    1. Run Time 2:44

      Before we begin, let's import an example MySQL database to toy around with. We'll use the popular Sakila database, available on MySQL's main website.

  2. Section 2 Keys

    1. If a primary key is a unique identifier for a record within a table, then a foreign key is a reference to a primary key on a foreign table.

    2. A constraint allows you to protect the integrity of your database tables. Imagine an order that is associated with a customer who no longer exists in your system. Luckily, we can guard ourselves against such orphans.

    3. Now that you understand keys a bit more, let's switch over to a fresh Laravel app and review how we can represent these relationships and constraints through Laravel migrations.

  3. Section 3 Joins

    1. If the various MySQL join types confuse you, don't worry: you're not the only one. Inner Join, Outer Join, Left Join, Right Join...what the heck? But, as it turns out, once you understand the basic structure of a join, everything else should quickly fall into place. In this episode, we'll review everything you need to know.

    2. An excellent way to learn MySQL is to ask yourself: "If this was my domain, what sorts of questions might I ask?" One such question might be, "How many movies has each user rented?" To calculate numbers like this, we'll leverage MySQL aggregate functions and the GROUP BY clause.

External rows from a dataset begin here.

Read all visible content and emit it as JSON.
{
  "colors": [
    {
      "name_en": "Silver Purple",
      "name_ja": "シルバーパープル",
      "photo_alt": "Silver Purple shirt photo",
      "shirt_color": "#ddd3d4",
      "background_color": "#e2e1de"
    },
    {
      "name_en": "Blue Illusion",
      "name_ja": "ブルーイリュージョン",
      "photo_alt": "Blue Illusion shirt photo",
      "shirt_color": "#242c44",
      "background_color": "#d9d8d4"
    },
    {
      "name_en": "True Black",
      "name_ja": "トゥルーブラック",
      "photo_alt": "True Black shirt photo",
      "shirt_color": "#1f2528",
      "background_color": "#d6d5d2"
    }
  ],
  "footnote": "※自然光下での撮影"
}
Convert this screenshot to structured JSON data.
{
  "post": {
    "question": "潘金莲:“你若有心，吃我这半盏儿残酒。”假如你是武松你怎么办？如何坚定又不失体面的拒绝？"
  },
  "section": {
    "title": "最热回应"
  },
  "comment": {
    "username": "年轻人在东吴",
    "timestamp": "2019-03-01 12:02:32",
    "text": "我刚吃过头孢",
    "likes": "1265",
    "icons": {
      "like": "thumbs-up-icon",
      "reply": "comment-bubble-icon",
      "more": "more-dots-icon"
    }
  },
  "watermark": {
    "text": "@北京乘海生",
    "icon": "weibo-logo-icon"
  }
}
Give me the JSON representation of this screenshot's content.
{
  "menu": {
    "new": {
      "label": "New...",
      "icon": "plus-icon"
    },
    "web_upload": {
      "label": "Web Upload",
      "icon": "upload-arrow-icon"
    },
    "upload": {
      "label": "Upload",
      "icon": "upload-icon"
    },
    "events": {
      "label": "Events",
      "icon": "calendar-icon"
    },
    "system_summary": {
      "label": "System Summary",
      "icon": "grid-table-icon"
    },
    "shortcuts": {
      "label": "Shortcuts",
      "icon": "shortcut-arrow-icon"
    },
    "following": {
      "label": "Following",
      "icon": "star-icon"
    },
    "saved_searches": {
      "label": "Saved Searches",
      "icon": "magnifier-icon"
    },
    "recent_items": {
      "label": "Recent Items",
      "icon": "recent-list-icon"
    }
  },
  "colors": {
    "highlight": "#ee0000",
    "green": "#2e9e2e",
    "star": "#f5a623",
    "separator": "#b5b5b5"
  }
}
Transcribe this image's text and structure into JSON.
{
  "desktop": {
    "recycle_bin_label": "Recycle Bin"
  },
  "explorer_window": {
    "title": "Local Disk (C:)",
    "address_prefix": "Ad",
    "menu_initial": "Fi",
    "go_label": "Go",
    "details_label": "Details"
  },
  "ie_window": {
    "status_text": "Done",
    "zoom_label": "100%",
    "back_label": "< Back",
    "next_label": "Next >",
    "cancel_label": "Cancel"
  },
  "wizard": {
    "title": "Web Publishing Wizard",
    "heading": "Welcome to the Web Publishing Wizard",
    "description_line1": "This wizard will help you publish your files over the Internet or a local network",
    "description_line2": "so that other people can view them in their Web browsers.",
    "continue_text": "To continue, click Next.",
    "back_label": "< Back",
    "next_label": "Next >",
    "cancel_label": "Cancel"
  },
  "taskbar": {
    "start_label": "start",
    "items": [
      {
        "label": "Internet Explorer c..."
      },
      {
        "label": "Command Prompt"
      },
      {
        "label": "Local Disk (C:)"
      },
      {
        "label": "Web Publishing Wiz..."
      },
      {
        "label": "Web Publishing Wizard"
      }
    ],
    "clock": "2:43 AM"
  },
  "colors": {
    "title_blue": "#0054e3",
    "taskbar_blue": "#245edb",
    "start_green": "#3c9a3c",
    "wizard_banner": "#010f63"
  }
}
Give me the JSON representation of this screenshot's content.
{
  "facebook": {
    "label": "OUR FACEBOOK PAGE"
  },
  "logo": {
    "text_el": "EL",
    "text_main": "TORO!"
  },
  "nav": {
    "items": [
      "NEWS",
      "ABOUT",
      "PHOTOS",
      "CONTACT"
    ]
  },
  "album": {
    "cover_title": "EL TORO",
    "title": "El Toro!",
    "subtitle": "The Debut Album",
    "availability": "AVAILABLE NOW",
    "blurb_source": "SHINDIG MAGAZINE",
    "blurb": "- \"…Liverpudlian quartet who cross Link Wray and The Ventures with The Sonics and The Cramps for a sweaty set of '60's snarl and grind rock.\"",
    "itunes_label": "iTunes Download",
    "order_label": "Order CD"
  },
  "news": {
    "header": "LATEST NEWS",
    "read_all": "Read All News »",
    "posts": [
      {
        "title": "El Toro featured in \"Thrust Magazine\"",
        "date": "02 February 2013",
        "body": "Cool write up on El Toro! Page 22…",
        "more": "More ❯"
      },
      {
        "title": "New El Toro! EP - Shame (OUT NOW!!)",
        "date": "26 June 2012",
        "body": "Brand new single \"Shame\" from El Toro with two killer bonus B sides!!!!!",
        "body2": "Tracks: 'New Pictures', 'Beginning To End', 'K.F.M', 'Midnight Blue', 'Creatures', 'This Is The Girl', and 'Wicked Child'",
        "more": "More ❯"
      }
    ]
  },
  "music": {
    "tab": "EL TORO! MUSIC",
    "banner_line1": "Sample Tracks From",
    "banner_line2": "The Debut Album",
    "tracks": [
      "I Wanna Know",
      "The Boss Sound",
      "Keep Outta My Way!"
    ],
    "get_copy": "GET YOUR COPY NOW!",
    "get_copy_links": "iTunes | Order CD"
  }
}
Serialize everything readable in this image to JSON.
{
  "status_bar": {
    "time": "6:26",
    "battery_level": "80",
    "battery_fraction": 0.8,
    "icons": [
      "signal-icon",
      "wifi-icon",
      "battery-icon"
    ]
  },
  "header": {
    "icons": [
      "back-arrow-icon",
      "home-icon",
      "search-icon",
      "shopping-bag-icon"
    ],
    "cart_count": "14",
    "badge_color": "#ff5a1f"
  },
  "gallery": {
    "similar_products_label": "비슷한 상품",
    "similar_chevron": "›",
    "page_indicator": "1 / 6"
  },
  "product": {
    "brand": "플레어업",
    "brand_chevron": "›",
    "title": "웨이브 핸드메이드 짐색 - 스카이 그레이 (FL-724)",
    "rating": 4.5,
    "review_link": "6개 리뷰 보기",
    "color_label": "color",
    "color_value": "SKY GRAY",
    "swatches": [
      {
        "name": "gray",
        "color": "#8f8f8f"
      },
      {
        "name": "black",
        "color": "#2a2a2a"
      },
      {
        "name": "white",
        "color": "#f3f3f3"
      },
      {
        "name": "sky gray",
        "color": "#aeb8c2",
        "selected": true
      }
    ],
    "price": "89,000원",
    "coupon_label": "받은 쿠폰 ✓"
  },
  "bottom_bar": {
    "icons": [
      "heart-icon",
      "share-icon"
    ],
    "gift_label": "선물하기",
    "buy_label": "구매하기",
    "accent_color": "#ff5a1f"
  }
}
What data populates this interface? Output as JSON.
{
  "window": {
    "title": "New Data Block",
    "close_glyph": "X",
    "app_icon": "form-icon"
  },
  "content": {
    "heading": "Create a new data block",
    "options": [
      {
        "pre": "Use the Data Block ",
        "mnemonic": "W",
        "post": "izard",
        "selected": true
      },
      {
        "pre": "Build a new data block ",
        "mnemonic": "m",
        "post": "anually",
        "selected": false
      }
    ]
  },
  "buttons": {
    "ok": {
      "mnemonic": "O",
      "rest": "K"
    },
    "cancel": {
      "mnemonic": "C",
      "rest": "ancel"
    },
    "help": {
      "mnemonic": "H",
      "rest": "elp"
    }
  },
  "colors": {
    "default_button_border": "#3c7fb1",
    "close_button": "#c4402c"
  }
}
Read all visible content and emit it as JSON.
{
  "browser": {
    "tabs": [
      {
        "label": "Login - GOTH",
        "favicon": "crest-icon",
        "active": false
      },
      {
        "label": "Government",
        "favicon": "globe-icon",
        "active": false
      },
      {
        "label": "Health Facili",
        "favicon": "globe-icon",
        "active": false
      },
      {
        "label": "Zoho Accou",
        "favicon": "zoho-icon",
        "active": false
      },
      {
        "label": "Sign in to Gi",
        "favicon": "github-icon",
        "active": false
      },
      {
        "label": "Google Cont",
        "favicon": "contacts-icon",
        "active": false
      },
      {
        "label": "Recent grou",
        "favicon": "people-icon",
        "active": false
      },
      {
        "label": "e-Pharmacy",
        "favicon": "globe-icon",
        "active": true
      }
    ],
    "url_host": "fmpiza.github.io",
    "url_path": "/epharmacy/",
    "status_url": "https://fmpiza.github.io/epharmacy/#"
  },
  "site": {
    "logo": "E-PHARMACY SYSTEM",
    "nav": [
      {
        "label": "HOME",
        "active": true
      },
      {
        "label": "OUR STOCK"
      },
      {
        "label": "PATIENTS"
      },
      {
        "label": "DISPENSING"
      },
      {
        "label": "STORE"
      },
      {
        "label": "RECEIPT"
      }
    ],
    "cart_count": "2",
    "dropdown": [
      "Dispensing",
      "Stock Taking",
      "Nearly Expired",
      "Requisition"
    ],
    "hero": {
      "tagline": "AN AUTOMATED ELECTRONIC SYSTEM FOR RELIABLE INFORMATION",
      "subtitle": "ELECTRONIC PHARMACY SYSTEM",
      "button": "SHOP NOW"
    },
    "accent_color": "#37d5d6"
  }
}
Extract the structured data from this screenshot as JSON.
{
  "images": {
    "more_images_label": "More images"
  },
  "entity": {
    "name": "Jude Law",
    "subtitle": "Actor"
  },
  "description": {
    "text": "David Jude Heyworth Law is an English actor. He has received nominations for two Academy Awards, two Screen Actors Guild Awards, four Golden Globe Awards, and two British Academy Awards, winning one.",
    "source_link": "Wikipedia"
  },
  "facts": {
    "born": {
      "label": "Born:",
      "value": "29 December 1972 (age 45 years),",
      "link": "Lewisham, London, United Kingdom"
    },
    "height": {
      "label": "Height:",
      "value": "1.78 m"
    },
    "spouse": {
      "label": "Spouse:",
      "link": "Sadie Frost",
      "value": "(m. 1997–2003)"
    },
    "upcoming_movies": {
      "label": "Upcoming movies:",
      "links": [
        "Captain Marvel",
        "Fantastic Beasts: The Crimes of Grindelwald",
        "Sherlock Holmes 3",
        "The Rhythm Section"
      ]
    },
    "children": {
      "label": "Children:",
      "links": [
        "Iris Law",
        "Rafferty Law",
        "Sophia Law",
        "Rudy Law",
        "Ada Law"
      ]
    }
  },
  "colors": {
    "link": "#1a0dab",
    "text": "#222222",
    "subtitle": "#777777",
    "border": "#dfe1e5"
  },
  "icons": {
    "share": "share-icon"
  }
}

    3. If necessary, you can join any number of tables as part of your SELECT statement. In this episode, we'll add a second LEFT JOIN clause to the query we wrote in the previous episode. This will also give us the opportunity to discuss subqueries.

    4. Here's another question we might ask: "Which movies have been the most profitable?" Once we solve this riddle, we can then answer a second question based on that information: "Of those results, which movies have made at least $200?"

  4. Section 4 Relationships

    1. Run Time 7:59

      A "one-to-one" database relationship is incredibly simple to understand. If you can say that a single record from one table is related to a single record from another table, in both directions, then you have a one-to-one relationship. Here are a few examples to get you started: "A person has one social security number." "A subscriber has one profile." "A manager has one team."

    2. Run Time 4:02

      A one-to-many relationship is the second easiest to understand. A user may have many posts. A post may have many comments. A team may have many members. In each of these examples, a single record is related to any number of related records from a related table.

Series still in development robot

*Series still in development. Check back often for updates.